It is in essence a pledge by the rich nations to create an economic system which would bring “conditions of civility and well being” to all countries.
In Canada, First Nations have long been seeking economic conditions of stability but made very little progress despite section 35. First Nations have been frustrated in gaining economic rights due to jurisdictional issues and legislation which I believe would be viewed as consistent with the principles of capitalism and not stewardship. In Canada, the lasting impression is that although world law guaranteed political legal rights such as life, security and liberty, economic rights, on the other hand, such as entitlement to a living wage and health benefits, were on a different tier.
In her book Oppression: A social determinant of health, Elizabeth McGibbon states, on page 33:
The concept of vulnerability worked well when it first came into common usage because it allowed us to name the people who are most oppressed and thereby attempt to influence public policy in the direction of justice. However, the term is not ultimately effective in ameliorating the physical, spiritual and psychological suffering caused by injustice because it reinforces the idea of a nebulous force that is somehow causing ill health. Rather, it is time to change our thinking to explicitly identify the threats that are causing ill health: colonization, re-colonization, post-colonialism neoliberal economic policy and corporatization of health care delivery, to name a few.
In 1845, Friedrich Engels described the phenomena of social murder which still rings true in this country today. He says:
When one individual inflicts bodily injury upon another such that death results, we call the deed manslaughter; when the assailant knew in advance that the injury would be fatal, we call his deed murder. But when society places hundreds of proletarians in such a position that they inevitably meet a too early and an unnatural death, one which is quite as much a death by violence as that by the sword or bullet; when it deprives thousands of the necessaries of life, places them under conditions in which they cannot live – forces them, through the strong arm of the law, to remain in such conditions until that death ensues, which is the inevitable consequence – knows that these thousands of victims must perish, and yet permits these conditions to remain, its deed is murder just as surely as the deed of the single individual; disguised, malicious murder, murder against which none can defend himself, which does not seem what it is, because no man sees the murderer, because the death of the victim seems a natural one, since the offence is more one of omission than of commission. But murder it remains.

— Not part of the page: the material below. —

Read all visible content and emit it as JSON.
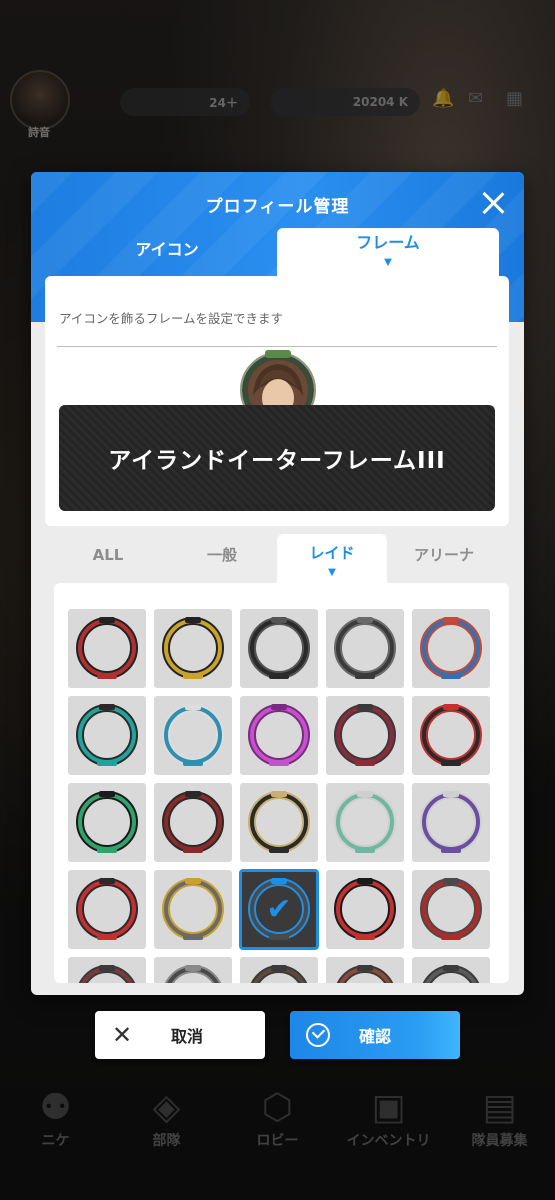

Honourable senators, structural violence is defined by Johan Galtung as “. . . any constraint on human potential caused by economic and political structures.”
Structural violence is evident in unequal accesses to resources, political power, education, health care and legal standing. Structural violence also occurs when the devastation of resource extraction is not acknowledged or addressed, allowing toxic materials to continue to cause a decreased quality of life and/or early deaths in First Nations because of their proximity to these toxic materials, and the devastation to land, water, air and animals.
In the preamble of the Declaration of Human Rights it states:
Whereas it is essential, if man is not to be compelled to have recourse, as a last resort, to rebellion against tyranny and oppression, that human rights should be protected by the rule of law,
The paradox is how can Indigenous peoples be protected by a rule of law which is what oppressed them in the first place?
Honourable senators, I ask for your support in the passage of Bill C-262, not only because it is the moral and right thing to do, but because we, the Indigenous peoples, have the right to live lives that other Canadians and new citizens have the luxury of taking for granted. Consent and self-determination are common threads that bind the majority of human rights. Yet these have long been the basic rights denied to Indigenous peoples. Bill C-262 will be a first step toward ensuring that we equally protect the basic human rights of all Canadians. It is time for Canada to see past the difficulty of these circumstances and continue on our road to reconciliation. Thank you.